Dataset rows describing interfaces:
########################################

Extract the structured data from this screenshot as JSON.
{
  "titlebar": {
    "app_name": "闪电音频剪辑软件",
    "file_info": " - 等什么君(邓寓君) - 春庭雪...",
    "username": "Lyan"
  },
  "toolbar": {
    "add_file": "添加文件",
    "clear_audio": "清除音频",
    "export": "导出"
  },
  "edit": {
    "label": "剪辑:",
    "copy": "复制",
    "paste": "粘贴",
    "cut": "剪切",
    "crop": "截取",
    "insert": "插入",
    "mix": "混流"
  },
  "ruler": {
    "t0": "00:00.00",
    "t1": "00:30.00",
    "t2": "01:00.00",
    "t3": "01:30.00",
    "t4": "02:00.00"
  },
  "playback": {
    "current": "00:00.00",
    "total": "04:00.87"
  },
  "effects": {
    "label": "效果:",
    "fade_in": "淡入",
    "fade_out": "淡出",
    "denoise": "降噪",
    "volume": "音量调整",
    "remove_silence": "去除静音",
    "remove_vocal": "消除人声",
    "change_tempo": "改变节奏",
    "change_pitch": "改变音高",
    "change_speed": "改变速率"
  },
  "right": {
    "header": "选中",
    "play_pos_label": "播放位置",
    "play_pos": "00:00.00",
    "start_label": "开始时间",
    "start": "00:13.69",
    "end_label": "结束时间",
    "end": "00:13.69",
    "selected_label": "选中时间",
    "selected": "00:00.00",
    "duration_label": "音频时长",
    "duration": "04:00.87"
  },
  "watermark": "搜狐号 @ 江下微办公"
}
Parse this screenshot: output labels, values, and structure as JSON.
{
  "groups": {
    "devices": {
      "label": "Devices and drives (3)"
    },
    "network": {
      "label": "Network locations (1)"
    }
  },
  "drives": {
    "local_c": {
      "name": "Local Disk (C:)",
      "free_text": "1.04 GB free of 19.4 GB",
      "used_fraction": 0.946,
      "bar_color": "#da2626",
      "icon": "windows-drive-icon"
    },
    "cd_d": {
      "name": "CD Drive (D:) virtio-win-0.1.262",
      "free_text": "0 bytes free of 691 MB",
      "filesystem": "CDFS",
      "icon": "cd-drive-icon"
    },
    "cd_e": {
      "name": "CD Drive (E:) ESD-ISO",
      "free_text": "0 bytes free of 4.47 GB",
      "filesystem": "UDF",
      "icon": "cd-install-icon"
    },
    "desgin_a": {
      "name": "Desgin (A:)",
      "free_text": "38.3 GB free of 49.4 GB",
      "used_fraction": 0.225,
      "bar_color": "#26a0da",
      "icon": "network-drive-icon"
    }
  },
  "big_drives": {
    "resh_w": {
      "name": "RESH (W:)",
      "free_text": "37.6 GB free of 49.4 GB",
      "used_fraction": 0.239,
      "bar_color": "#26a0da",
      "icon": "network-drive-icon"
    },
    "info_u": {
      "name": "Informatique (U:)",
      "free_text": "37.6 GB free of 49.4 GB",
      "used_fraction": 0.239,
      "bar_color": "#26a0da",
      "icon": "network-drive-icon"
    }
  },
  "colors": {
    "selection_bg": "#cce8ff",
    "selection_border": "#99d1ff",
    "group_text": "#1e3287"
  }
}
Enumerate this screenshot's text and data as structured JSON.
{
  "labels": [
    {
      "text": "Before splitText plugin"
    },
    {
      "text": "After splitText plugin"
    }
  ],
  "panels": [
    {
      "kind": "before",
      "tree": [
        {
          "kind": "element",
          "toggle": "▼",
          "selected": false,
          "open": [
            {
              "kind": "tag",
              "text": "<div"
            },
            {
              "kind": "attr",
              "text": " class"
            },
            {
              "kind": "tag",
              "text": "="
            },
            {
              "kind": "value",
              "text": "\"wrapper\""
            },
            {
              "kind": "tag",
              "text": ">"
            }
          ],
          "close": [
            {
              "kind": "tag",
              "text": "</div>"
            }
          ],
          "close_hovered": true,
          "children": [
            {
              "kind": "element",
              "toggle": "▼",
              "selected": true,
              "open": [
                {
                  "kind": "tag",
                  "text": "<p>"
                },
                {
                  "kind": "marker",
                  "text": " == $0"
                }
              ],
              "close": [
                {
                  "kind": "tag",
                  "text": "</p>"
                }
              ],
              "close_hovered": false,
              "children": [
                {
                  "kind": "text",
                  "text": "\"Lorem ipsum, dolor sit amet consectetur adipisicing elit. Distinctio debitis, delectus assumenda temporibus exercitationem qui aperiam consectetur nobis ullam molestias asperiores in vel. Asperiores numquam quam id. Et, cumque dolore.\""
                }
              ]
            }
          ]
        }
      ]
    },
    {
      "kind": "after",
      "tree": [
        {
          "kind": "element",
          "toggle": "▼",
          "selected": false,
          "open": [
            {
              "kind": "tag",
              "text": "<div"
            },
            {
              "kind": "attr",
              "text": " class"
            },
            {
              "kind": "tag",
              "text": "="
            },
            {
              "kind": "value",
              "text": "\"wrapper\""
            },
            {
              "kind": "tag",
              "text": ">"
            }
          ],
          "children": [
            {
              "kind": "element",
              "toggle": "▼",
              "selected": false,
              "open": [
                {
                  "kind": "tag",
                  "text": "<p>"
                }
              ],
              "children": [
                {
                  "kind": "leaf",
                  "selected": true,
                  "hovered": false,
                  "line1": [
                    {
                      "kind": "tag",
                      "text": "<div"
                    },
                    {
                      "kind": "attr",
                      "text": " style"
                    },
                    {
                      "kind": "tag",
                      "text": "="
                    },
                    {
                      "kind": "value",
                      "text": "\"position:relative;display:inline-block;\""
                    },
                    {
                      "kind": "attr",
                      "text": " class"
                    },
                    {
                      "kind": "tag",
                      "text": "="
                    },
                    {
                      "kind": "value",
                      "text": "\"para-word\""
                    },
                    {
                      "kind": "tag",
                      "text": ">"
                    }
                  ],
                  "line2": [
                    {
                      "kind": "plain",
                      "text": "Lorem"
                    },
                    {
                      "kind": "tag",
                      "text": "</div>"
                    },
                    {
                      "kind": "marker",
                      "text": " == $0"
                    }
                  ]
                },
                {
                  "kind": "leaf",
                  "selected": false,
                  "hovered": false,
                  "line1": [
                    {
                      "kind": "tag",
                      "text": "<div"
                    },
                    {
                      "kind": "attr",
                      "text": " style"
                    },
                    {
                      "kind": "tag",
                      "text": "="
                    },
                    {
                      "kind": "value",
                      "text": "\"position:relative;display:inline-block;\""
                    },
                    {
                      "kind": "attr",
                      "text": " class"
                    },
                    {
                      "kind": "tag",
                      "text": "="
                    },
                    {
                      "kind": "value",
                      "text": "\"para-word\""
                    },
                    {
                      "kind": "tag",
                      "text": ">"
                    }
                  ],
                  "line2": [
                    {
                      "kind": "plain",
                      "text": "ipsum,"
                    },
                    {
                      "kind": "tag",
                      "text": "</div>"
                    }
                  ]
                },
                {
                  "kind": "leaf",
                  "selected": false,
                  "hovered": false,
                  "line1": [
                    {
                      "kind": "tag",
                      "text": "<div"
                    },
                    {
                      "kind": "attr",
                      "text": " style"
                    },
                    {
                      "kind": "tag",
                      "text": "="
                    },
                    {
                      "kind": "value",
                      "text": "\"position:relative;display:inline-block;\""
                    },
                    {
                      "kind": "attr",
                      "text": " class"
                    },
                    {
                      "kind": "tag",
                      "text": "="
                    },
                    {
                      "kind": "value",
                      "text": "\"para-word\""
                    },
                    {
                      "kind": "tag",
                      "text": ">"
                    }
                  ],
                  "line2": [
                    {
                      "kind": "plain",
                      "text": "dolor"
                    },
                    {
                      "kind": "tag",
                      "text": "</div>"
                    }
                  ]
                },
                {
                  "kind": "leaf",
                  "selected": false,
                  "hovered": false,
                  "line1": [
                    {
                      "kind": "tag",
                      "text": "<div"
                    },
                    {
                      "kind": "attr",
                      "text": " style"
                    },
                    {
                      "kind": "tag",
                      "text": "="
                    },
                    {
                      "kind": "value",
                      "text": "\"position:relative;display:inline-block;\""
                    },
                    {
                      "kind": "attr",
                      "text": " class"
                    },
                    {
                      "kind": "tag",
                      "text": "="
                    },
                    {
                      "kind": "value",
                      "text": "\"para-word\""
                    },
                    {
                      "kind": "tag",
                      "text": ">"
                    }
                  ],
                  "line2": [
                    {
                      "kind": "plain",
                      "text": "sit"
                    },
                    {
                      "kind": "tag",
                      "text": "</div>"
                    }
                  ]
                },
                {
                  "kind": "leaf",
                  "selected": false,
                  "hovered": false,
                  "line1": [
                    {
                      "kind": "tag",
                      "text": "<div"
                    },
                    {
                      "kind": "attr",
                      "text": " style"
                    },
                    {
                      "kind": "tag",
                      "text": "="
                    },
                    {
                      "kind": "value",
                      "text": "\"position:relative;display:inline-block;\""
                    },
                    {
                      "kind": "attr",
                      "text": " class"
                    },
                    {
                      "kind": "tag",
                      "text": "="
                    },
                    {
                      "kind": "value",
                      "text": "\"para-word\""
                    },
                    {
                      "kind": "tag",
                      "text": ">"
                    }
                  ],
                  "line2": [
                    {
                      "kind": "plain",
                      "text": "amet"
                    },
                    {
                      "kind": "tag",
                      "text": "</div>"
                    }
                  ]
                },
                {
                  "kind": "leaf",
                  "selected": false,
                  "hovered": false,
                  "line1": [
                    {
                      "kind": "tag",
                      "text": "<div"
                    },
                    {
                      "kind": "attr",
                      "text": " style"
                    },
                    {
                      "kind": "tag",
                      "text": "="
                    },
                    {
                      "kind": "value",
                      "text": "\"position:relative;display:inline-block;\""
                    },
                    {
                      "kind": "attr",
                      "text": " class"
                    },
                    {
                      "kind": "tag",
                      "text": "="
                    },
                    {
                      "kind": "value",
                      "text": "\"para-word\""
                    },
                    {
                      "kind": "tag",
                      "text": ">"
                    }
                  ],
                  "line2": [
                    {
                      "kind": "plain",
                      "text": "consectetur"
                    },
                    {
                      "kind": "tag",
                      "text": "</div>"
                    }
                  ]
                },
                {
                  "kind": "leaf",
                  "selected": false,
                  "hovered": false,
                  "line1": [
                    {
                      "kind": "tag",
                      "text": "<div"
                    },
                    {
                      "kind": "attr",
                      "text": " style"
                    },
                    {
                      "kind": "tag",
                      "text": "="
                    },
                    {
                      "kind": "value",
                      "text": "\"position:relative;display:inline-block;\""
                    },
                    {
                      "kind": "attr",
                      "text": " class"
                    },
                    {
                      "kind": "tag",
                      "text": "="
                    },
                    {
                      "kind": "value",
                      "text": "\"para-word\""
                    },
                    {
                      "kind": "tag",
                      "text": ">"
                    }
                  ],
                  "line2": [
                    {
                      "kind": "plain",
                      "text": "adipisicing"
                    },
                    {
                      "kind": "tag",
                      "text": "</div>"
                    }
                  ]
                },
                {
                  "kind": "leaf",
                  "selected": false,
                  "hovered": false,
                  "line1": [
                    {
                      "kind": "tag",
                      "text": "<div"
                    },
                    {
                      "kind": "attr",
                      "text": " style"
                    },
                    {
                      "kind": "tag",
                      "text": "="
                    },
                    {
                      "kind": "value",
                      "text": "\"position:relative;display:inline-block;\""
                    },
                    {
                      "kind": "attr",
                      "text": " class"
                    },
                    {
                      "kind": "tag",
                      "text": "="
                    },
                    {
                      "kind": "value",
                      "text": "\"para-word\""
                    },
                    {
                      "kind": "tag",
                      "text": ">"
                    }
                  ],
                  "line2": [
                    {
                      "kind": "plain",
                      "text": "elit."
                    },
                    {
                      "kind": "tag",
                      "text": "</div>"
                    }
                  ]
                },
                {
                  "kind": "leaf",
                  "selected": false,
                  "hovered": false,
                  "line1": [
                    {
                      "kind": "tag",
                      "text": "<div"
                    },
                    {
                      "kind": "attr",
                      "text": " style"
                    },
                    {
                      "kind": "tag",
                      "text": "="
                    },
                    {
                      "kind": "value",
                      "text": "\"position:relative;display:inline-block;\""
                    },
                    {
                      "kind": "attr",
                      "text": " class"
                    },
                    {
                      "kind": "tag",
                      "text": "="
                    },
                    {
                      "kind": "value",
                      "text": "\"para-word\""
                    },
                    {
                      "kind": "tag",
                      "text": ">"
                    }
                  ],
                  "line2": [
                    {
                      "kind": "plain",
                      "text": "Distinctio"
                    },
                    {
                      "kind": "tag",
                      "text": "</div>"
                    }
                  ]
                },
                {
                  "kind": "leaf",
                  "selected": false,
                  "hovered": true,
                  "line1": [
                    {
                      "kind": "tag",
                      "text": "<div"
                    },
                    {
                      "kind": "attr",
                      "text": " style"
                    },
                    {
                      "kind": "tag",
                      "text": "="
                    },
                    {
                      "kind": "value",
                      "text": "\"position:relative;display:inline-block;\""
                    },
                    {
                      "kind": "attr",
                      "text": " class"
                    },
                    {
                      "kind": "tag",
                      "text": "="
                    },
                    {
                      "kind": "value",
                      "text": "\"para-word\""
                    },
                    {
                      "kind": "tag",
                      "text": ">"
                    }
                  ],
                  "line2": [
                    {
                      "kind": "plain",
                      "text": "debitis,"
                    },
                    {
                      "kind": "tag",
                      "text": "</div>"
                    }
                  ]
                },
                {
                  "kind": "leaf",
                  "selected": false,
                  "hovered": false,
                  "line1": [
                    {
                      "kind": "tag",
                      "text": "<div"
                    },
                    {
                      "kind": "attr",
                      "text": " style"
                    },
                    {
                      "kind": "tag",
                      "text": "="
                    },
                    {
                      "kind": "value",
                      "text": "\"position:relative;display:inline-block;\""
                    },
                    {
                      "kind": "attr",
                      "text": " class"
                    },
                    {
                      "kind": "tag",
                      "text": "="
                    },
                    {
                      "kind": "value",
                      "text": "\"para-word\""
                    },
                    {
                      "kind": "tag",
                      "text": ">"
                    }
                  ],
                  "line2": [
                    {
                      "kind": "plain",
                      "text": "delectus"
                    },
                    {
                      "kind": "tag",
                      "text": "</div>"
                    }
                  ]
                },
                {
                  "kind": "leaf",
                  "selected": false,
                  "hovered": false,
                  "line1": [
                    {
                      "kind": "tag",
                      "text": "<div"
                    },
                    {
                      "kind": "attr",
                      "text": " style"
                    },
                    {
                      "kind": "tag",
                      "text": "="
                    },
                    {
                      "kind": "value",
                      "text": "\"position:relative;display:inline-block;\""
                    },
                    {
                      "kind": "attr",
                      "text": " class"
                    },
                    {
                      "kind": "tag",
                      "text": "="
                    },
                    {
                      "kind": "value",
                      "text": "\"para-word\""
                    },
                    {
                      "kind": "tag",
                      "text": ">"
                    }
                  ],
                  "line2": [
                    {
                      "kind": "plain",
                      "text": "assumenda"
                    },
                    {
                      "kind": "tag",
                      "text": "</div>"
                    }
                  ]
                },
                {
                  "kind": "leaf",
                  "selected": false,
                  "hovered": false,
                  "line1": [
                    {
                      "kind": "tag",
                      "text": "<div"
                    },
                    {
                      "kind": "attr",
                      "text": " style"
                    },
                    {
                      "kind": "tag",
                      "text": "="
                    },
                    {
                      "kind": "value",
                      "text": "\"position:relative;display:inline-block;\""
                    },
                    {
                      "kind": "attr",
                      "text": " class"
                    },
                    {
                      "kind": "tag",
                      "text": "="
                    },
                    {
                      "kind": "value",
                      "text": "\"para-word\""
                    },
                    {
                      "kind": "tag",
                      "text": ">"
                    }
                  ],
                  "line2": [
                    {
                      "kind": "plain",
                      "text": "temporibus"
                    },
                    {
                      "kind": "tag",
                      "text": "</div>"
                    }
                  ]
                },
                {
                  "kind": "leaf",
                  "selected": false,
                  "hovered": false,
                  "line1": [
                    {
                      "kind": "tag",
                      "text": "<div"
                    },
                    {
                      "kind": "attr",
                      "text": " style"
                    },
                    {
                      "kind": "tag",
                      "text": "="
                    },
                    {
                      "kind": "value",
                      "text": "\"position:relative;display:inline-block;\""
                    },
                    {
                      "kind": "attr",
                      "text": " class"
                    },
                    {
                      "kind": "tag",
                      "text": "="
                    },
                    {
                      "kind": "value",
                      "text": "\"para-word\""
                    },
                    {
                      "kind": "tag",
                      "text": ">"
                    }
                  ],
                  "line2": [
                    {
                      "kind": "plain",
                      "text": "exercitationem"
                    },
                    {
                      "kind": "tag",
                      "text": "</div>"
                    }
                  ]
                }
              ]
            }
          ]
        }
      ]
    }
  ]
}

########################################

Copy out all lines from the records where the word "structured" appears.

Extract the structured data from this screenshot as JSON.
Enumerate this screenshot's text and data as structured JSON.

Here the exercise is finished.